Like all other students who graduated from JC last year, Lesley-Anne has been receiving many flyers and brochures from the local universities of late. This is quite typical, I guess, as every university fights to attract the best and the brightest from each cohort.
Since I'm a professional writer, I'm usually less interested in the glossy covers and illustrious people gracing the pages of the magazines. For me, it's more interesting to see how each university positions itself based on its writing style.
The NUS style is quite corporate and very professional - it projects authority and credibility. Very much in line with its track record and heritage.
SMU is more casual - it tries to engage the student in a personal way. Again, in line with its image as a smaller and cosier university.
Yale-NUS is the most vibrant and projects the most fun image, befitting its youth, size and liberal arts curriculum.
I don't have an impression of SUTD because I haven't seen any flyers. I believe Lesley-Anne might have received one but she chucked it because SUTD's courses are not suitable for her.
Then we come to NTU. Lesley-Anne showed me the cover letter that was enclosed with a magazine and we were both bemused by the standard of English, particularly in the second paragraph:
The phrasing in the second sentence (second paragraph) is totally awkward. The third sentence gave us giggles. Lesley-Anne asked, "Their professors are spinning toys?"
That prompted me to flip the magazine that was enclosed. I didn't read the articles in detail but just by browsing, I quickly spotted some very strange phrases.
"Learning at NTU has a new icon in a 24-hub..." What? Does the writer even understand the word "icon" and how to use it?
"Do-gooder" is a noun. I know it's all the rage now but you can't suka suka change a noun into an adjective, especially in an official magazine.
Nothing wrong with the English here, just the very, very odd last sentence. Apparently, because Stephen Hawking is a scientist, it's okay to substitute his name in a Star Trek phrase. Which incidentally, referenced teleportation. Nothing to do with holograms...or Stephen Hawking.
Oh look, they used the phrase again! Twice in the same magazine - they must really like the phrase. This time correct name but guess what, still nothing to do with teleportation. The third sentence is so confusing I can't comment on it. I wish people would understand that writing is so much more than just planting catchy phrases here and there. The content and the context have to make sense.
I wish to qualify that I have nothing against NTU. I have actually written for NUS, SMU, Yale-NUS and NTU in the past and enjoyed working with all of them. I'm posting this because as a copywriter, I get vexed when I spot instances of bad English in official collaterals, as blogged about here. And it is my fervent belief that while it's unprofessional for organisations to put out communications publications with questionable English, it's even more unforgivable when that organisation is a university.

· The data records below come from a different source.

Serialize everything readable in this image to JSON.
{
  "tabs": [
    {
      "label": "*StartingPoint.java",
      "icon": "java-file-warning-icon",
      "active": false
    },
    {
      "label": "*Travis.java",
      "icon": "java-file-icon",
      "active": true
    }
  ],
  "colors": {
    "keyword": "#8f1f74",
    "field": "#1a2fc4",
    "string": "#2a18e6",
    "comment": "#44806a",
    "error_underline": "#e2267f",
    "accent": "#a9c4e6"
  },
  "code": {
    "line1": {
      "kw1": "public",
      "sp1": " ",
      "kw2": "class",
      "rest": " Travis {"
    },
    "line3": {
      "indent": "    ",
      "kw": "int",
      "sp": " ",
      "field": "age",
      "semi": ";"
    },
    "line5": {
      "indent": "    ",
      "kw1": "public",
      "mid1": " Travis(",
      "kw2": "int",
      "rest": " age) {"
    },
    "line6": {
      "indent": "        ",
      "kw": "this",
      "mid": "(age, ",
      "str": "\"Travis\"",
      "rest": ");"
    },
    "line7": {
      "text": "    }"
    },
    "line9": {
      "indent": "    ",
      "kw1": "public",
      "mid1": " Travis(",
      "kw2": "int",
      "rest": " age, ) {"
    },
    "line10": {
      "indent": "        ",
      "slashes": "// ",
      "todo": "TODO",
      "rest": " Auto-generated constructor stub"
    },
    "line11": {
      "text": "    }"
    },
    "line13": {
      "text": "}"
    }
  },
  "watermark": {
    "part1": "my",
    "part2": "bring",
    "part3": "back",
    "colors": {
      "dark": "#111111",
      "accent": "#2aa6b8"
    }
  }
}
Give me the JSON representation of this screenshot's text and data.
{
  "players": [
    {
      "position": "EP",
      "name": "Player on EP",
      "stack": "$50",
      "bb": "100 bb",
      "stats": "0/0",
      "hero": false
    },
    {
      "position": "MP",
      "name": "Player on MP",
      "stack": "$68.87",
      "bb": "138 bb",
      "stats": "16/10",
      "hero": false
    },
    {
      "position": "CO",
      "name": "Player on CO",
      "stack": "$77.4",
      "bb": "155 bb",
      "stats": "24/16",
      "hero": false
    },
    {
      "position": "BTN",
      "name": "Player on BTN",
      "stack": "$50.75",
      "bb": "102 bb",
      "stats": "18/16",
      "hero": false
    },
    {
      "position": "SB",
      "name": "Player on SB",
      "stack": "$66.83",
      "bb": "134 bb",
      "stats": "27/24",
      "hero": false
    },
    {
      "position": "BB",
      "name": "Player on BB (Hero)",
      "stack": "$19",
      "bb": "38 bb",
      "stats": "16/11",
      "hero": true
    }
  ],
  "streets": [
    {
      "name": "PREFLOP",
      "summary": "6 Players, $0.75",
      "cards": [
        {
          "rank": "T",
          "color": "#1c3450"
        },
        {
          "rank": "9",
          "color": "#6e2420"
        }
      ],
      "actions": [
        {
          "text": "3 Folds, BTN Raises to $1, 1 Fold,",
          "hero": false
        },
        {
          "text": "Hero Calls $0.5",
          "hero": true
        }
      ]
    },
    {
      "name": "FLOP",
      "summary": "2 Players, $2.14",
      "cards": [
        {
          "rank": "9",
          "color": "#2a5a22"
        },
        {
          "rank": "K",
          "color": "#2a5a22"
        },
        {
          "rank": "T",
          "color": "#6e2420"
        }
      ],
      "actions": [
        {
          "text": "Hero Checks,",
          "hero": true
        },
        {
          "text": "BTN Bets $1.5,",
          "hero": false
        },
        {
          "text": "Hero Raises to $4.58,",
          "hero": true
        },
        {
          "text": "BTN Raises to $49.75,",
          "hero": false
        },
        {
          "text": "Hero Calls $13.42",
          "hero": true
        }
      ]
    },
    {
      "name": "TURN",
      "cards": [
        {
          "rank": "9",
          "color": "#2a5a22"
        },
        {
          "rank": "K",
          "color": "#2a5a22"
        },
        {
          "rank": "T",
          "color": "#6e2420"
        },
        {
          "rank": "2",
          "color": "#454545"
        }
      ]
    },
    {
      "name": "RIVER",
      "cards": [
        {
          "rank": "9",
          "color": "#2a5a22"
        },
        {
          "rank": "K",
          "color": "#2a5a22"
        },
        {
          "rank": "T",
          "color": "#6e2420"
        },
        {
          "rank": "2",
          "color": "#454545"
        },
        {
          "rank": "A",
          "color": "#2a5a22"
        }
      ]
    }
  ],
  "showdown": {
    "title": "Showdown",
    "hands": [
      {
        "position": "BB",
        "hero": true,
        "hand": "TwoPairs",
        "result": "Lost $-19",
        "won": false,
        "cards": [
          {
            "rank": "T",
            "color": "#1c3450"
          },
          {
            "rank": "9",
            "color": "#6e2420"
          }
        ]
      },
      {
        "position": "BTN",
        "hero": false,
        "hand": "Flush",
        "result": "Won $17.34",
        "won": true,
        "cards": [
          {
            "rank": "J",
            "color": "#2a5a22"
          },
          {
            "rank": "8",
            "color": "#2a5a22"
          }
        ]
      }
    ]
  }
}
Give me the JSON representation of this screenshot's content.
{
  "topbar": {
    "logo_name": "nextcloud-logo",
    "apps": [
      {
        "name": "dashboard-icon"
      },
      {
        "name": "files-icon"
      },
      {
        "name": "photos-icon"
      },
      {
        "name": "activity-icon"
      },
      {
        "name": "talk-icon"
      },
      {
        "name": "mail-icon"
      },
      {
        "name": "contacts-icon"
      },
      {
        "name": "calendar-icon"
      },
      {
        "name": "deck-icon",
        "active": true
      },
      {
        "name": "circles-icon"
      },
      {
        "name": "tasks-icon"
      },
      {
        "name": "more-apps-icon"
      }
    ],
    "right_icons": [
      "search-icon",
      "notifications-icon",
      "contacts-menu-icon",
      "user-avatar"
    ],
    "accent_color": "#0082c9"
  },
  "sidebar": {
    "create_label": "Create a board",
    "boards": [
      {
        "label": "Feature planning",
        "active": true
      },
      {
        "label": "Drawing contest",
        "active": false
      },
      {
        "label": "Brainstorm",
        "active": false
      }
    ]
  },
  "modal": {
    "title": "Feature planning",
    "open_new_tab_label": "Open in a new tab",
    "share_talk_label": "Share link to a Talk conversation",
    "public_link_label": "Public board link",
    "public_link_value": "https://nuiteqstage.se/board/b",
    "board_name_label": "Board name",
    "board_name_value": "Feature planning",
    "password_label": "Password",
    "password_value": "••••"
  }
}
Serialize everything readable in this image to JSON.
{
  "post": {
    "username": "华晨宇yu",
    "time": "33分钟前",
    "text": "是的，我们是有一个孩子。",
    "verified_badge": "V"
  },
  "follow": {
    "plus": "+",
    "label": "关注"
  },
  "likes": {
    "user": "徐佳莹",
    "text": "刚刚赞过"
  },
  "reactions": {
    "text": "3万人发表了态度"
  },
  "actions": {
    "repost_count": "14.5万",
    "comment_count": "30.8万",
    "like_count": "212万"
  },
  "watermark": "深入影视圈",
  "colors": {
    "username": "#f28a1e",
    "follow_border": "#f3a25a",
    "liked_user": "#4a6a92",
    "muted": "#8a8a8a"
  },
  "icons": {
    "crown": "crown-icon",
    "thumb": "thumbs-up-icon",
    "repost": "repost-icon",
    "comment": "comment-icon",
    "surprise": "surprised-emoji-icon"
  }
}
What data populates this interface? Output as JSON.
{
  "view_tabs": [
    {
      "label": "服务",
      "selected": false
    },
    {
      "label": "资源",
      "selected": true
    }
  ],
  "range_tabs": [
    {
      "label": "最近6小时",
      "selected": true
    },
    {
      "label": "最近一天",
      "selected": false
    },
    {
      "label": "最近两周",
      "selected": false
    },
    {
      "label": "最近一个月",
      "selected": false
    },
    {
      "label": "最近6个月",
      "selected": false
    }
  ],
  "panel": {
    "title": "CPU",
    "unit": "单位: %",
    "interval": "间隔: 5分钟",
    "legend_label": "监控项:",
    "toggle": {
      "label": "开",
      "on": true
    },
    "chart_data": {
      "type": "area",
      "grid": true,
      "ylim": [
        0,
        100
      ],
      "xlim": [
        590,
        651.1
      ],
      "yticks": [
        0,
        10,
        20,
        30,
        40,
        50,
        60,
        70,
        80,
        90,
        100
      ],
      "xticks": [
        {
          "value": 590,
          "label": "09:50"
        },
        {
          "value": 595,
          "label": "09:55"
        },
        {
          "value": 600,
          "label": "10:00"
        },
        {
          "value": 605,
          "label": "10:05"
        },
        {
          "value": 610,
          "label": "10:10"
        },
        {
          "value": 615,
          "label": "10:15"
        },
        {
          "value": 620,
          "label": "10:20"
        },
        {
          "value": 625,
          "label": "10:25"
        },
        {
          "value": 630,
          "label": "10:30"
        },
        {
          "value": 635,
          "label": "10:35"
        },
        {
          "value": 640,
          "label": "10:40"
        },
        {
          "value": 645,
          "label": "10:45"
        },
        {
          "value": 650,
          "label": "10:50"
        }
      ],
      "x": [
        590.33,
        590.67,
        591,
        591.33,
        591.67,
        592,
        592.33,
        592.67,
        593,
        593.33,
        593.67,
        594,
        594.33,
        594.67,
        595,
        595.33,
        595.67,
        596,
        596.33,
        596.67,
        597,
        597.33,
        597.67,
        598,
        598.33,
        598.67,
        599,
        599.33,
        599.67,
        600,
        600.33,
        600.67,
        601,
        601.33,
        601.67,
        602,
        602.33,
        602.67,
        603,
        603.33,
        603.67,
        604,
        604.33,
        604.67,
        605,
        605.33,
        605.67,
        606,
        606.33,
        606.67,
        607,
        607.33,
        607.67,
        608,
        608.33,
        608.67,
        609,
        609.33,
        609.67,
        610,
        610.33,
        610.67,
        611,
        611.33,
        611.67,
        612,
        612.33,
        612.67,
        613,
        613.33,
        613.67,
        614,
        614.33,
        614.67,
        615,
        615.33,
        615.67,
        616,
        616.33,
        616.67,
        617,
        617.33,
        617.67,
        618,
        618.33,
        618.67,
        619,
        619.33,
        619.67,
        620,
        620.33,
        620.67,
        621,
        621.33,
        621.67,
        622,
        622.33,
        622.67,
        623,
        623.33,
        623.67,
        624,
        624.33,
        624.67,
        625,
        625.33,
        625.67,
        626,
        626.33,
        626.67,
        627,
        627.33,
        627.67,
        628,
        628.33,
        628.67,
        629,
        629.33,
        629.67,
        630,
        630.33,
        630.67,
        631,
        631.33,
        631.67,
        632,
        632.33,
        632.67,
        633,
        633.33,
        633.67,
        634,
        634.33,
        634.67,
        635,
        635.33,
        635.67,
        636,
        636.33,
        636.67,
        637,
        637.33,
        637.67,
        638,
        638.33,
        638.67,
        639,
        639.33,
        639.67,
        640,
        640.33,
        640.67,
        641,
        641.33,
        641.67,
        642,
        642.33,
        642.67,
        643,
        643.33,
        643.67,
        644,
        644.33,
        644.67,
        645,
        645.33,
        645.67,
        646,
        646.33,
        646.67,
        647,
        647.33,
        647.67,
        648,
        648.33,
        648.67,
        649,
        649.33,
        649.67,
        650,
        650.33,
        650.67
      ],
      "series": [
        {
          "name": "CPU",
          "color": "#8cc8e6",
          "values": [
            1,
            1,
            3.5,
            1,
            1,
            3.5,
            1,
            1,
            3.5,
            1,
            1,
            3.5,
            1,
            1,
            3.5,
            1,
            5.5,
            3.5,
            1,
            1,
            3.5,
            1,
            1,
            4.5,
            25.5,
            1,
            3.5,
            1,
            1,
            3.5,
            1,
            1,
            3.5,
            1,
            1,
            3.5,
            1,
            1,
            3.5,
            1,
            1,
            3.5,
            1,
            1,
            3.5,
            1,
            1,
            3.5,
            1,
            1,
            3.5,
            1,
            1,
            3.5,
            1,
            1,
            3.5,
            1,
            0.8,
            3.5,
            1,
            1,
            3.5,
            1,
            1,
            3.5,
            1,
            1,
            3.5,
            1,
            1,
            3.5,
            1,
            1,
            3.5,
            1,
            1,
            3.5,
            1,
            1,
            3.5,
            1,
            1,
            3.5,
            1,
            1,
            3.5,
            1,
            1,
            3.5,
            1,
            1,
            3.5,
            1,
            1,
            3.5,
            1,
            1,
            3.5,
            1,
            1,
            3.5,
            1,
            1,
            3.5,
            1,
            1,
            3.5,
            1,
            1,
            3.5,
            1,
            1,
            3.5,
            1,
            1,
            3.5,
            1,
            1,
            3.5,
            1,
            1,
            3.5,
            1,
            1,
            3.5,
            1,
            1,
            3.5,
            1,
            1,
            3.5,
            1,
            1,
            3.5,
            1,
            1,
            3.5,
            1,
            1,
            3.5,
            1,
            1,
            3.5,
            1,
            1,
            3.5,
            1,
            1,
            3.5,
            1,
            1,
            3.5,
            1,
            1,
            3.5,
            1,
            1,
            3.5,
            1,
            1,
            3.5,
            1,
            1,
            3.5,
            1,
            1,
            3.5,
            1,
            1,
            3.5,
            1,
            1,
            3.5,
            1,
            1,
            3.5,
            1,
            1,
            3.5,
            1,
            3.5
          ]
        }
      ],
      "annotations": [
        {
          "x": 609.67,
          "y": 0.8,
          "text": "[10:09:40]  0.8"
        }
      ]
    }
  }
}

You may say, well, probably the Engineering and Accountancy students won't care or even notice but that's not the point. A university is supposed to be the bastion of knowledge and academic
rigour. It reflects terribly on the standards of a university when it
can't even communicate correctly. Also, I thought NTU has been trying to move away from its rather stodgy reputation as a mostly engineering university, and attract more students to its arts and social sciences courses. This doesn't help.
I don't know if the writing for the letter and magazine was done in-house or outsourced to external writers. Whatever it is, the editing can and should be tightened. If all else fails, NTU, if you're reading this, you can always give me a call.